Task details ▸
Looking at the entries, say how many lines contain the string "vues". Offer nothing besides the number.

Available data ▸
──────────

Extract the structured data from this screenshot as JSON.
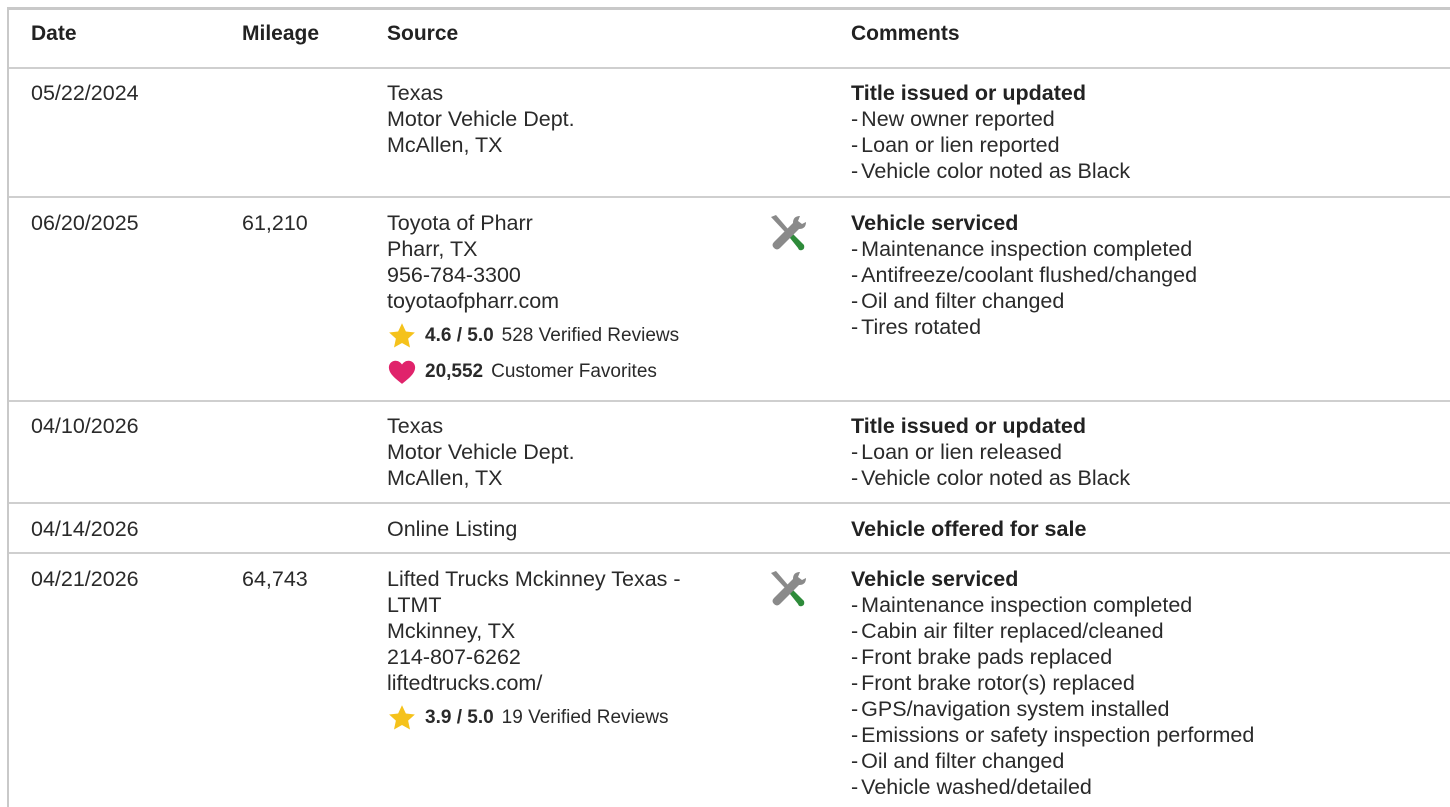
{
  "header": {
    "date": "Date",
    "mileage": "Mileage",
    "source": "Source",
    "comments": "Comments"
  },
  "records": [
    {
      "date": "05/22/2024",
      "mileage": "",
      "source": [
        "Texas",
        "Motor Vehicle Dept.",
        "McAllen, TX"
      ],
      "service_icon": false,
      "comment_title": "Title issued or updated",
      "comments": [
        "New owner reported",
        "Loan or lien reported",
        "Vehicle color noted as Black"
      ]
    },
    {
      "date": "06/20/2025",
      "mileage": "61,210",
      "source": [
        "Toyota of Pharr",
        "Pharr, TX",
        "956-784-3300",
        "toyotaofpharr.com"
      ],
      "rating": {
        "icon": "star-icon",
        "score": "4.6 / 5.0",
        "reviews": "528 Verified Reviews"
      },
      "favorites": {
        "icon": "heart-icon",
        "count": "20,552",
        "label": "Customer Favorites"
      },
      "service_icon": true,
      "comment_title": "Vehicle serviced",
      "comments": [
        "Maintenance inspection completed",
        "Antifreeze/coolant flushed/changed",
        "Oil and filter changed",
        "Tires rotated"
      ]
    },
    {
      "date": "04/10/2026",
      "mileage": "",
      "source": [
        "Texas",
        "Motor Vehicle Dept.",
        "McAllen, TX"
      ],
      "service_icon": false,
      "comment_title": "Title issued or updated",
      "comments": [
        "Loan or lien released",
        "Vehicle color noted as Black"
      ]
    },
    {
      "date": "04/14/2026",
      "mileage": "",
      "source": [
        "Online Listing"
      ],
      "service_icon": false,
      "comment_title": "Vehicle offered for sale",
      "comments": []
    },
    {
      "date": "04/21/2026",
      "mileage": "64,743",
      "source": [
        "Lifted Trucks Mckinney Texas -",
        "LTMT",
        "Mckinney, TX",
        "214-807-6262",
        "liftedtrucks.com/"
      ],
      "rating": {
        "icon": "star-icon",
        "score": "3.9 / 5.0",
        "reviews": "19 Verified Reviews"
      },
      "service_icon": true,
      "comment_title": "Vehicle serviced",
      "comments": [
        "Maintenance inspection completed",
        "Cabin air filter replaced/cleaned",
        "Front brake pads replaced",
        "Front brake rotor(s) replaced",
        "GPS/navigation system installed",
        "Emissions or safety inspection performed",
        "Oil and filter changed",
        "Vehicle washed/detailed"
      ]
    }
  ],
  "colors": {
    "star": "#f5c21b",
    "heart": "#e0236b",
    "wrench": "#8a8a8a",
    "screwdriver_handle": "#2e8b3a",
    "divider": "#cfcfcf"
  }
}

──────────

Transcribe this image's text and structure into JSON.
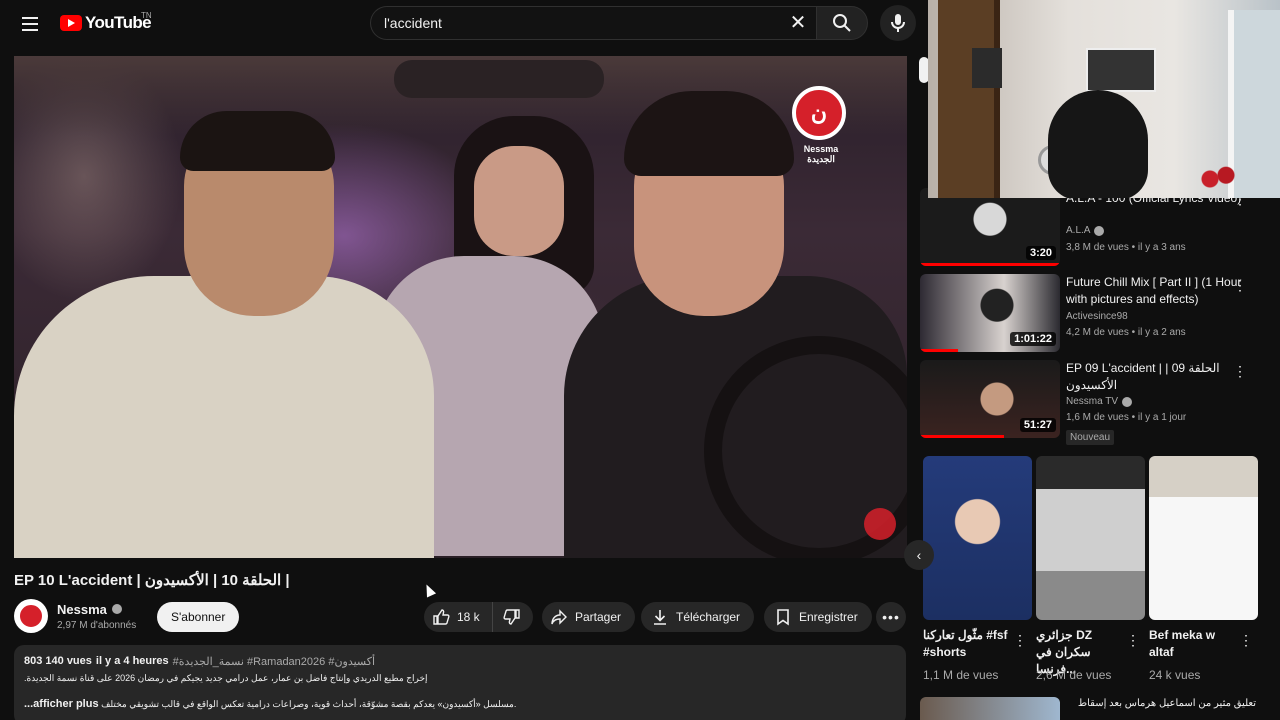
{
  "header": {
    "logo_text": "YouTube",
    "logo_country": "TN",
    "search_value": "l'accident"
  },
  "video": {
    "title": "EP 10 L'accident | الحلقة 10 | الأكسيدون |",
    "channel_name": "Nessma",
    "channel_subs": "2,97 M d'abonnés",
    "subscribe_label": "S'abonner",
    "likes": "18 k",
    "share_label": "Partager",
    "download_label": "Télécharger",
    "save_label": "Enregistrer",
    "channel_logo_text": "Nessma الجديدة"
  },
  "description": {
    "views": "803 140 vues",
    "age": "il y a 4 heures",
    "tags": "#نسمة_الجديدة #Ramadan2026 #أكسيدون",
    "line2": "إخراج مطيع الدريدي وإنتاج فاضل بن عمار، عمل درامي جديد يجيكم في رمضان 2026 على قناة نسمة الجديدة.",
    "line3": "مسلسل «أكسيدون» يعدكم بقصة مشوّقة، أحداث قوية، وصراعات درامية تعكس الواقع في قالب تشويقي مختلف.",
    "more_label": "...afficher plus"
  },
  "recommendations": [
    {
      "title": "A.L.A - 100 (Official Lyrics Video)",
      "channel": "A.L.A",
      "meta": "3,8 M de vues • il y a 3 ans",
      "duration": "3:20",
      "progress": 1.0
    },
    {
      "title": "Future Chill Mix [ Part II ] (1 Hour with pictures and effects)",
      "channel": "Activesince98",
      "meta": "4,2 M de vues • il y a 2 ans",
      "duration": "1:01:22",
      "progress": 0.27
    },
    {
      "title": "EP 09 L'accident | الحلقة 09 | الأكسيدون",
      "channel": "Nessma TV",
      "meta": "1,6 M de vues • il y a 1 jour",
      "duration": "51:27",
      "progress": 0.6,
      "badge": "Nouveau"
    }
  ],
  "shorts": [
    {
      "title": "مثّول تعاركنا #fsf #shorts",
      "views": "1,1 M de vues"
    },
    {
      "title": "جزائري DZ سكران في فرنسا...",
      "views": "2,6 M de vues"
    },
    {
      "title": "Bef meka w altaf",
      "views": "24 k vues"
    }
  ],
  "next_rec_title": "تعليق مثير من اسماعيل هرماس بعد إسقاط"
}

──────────

Task solution ▸
7